I recall some years ago visiting a hotel, and encountering a young man wearing a yarmulke. We met in the lobby of the hotel. After we got on the elevator, he asked me for a favor. He asked me if I would unlock the door of his hotel room for him. You see, the hotel has electronic locks, and operating the hotel's lock was, in the view of this Jewish man, a violation of the Sabbath.
Oddly, he had not the least compunction in asking me to violate the Sabbath for him. I disagreed with the man's theonomy, and so I agreed to assist. I pressed the elevator button for him, and I unlocked his door for him. I thought it would be pointless to dispute the matter with him.
Later I investigated whether this was normal or not. After all, normally if something is wrong, it is wrong to ask someone else to do that wrong thing for you. One cannot ask a stranger on a train to murder one's father, nor (thought I) could one ask a stranger in a hotel lobby to violate the Sabbath. It turns out that the standard Jewish response to the latter question is to distinguish.
Apparently, the standard Jewish answer is that the Sabbath is only for the Jews, not for the Gentiles. Thus, it's perfectly ok for me (who the young man assumed to be a Gentile) to break the Sabbath, but not ok for me to kill (since prohibitions on murder are more universal).
Why do I bring this up now? The reason I bring it up is because I had a tasty dinner of Rotini with Meat Sauce on a Friday during Lent. I'm interested in Catholic opinion on the matter. Do Catholics think that Lent applies to Christians that are not Catholics? What about to formal/material heretics? In other words, is Lent to Catholics as the Sabbath is to Jews?
On the other side of the spectrum, I am aware that Ramadan in some Muslim countries is enforced by the police. It is not a defense to a charge of breaking Ramadan in any public place that you are not a Muslim.
Furthermore, such a view is not entirely outside Catholicism. Recall that the Fourth Lateran Council decreed:
68. Jews appearing in public

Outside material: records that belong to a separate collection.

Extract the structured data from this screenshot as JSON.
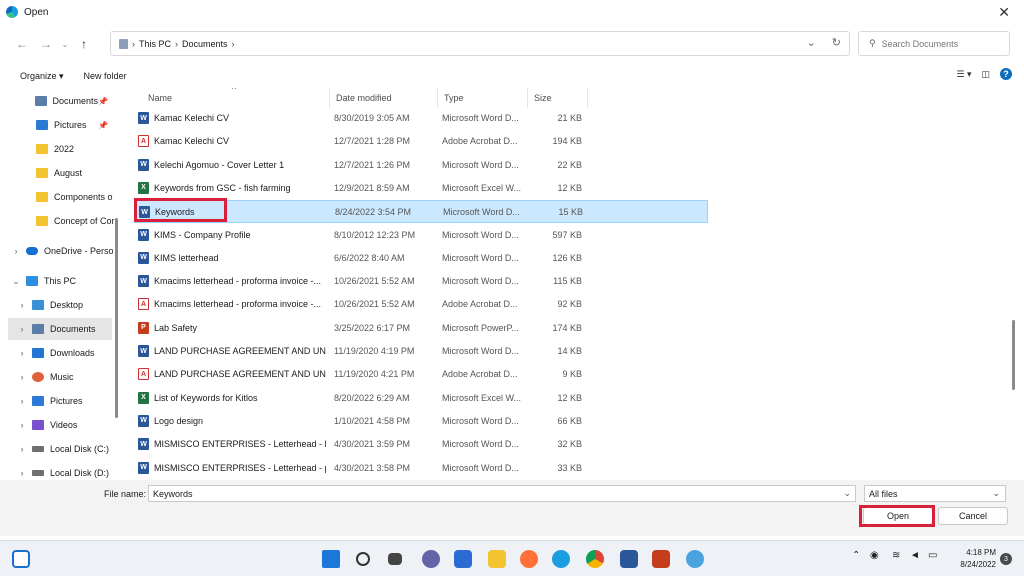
{
  "window": {
    "title": "Open"
  },
  "address": {
    "crumbs": [
      "This PC",
      "Documents"
    ]
  },
  "search": {
    "placeholder": "Search Documents"
  },
  "toolbar": {
    "organize": "Organize ▾",
    "new_folder": "New folder"
  },
  "sidebar": {
    "items": [
      {
        "label": "Documents",
        "icon": "documents-icon",
        "pinned": true
      },
      {
        "label": "Pictures",
        "icon": "pictures-icon",
        "pinned": true
      },
      {
        "label": "2022",
        "icon": "folder-icon"
      },
      {
        "label": "August",
        "icon": "folder-icon"
      },
      {
        "label": "Components o",
        "icon": "folder-icon"
      },
      {
        "label": "Concept of Cor",
        "icon": "folder-icon"
      },
      {
        "label": "OneDrive - Perso",
        "icon": "onedrive-icon"
      },
      {
        "label": "This PC",
        "icon": "pc-icon"
      },
      {
        "label": "Desktop",
        "icon": "desktop-icon"
      },
      {
        "label": "Documents",
        "icon": "documents-icon",
        "selected": true
      },
      {
        "label": "Downloads",
        "icon": "downloads-icon"
      },
      {
        "label": "Music",
        "icon": "music-icon"
      },
      {
        "label": "Pictures",
        "icon": "pictures-icon"
      },
      {
        "label": "Videos",
        "icon": "videos-icon"
      },
      {
        "label": "Local Disk (C:)",
        "icon": "disk-icon"
      },
      {
        "label": "Local Disk (D:)",
        "icon": "disk-icon"
      }
    ]
  },
  "columns": {
    "name": "Name",
    "date": "Date modified",
    "type": "Type",
    "size": "Size"
  },
  "files": [
    {
      "name": "Kamac Kelechi CV",
      "date": "8/30/2019 3:05 AM",
      "type": "Microsoft Word D...",
      "size": "21 KB",
      "kind": "word"
    },
    {
      "name": "Kamac Kelechi CV",
      "date": "12/7/2021 1:28 PM",
      "type": "Adobe Acrobat D...",
      "size": "194 KB",
      "kind": "pdf"
    },
    {
      "name": "Kelechi Agomuo - Cover Letter 1",
      "date": "12/7/2021 1:26 PM",
      "type": "Microsoft Word D...",
      "size": "22 KB",
      "kind": "word"
    },
    {
      "name": "Keywords from GSC - fish farming",
      "date": "12/9/2021 8:59 AM",
      "type": "Microsoft Excel W...",
      "size": "12 KB",
      "kind": "excel"
    },
    {
      "name": "Keywords",
      "date": "8/24/2022 3:54 PM",
      "type": "Microsoft Word D...",
      "size": "15 KB",
      "kind": "word",
      "selected": true
    },
    {
      "name": "KIMS - Company Profile",
      "date": "8/10/2012 12:23 PM",
      "type": "Microsoft Word D...",
      "size": "597 KB",
      "kind": "word"
    },
    {
      "name": "KIMS letterhead",
      "date": "6/6/2022 8:40 AM",
      "type": "Microsoft Word D...",
      "size": "126 KB",
      "kind": "word"
    },
    {
      "name": "Kmacims letterhead - proforma invoice -...",
      "date": "10/26/2021 5:52 AM",
      "type": "Microsoft Word D...",
      "size": "115 KB",
      "kind": "word"
    },
    {
      "name": "Kmacims letterhead - proforma invoice -...",
      "date": "10/26/2021 5:52 AM",
      "type": "Adobe Acrobat D...",
      "size": "92 KB",
      "kind": "pdf"
    },
    {
      "name": "Lab Safety",
      "date": "3/25/2022 6:17 PM",
      "type": "Microsoft PowerP...",
      "size": "174 KB",
      "kind": "ppt"
    },
    {
      "name": "LAND PURCHASE AGREEMENT AND UN...",
      "date": "11/19/2020 4:19 PM",
      "type": "Microsoft Word D...",
      "size": "14 KB",
      "kind": "word"
    },
    {
      "name": "LAND PURCHASE AGREEMENT AND UN...",
      "date": "11/19/2020 4:21 PM",
      "type": "Adobe Acrobat D...",
      "size": "9 KB",
      "kind": "pdf"
    },
    {
      "name": "List of Keywords for Kitlos",
      "date": "8/20/2022 6:29 AM",
      "type": "Microsoft Excel W...",
      "size": "12 KB",
      "kind": "excel"
    },
    {
      "name": "Logo design",
      "date": "1/10/2021 4:58 PM",
      "type": "Microsoft Word D...",
      "size": "66 KB",
      "kind": "word"
    },
    {
      "name": "MISMISCO ENTERPRISES - Letterhead - Pig",
      "date": "4/30/2021 3:59 PM",
      "type": "Microsoft Word D...",
      "size": "32 KB",
      "kind": "word"
    },
    {
      "name": "MISMISCO ENTERPRISES - Letterhead - pkc",
      "date": "4/30/2021 3:58 PM",
      "type": "Microsoft Word D...",
      "size": "33 KB",
      "kind": "word"
    }
  ],
  "bottom": {
    "file_name_label": "File name:",
    "file_name_value": "Keywords",
    "file_type": "All files",
    "open_label": "Open",
    "cancel_label": "Cancel"
  },
  "taskbar": {
    "time": "4:18 PM",
    "date": "8/24/2022",
    "notifications": "3"
  },
  "colors": {
    "accent": "#0f6cbd",
    "selection": "#cce8ff",
    "highlight": "#d8203a"
  }
}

A difference of dress distinguishes Jews or Saracens from Christians in some provinces, but in others a certain confusion has developed so that they are indistinguishable. Whence it sometimes happens that by mistake Christians join with Jewish or Saracen women, and Jews or Saracens with christian women. In order that the offence of such a damnable mixing may not spread further, under the excuse of a mistake of this kind, we decree that such persons of either sex, in every christian province and at all times, are to be distinguished in public from other people by the character of their dress -- seeing moreover that this was enjoined upon them by Moses himself, as we read. They shall not appear in public at all on the days of lamentation and on passion Sunday; because some of them on such days, as we have heard, do not blush to parade in very ornate dress and are not afraid to mock Christians who are presenting a memorial of the most sacred passion and are displaying signs of grief. What we most strictly forbid however, is that they dare in any way to break out in derision of the Redeemer. We order secular princes to restrain with condign punishment those who do so presume, lest they dare to blaspheme in any way him who was crucified for us, since we ought not to ignore insults against him who blotted out our wrongdoings.
So then, the simple question is: is my consumption of Rotini with meat sauce on Friday during Lent a mortal sin for me, or only for my Catholic neighbors? Is Lent more like Ramadan or the Jewish Sabbath? And if the latter, would you please pass the meatballs?
UPDATE: I realize that Orthodox views on Lenten fasting are somewhat diferent. I'd be interested in Orthodox thoughts on whether it is sin for Reformed Christians to violate the various prohibitions on eating, drinking, and sex during that period.
Further Update: Thanks to Reginald for his well-reasoned response from a Catholic perspective here (link). If I may summarize his answer: in his view it is more like the Jewish Sabbath, in that it is permitted for non-Catholics to ignore the fast, because the moral basis of obligation is dependent on the duty of Catholics to obey their church.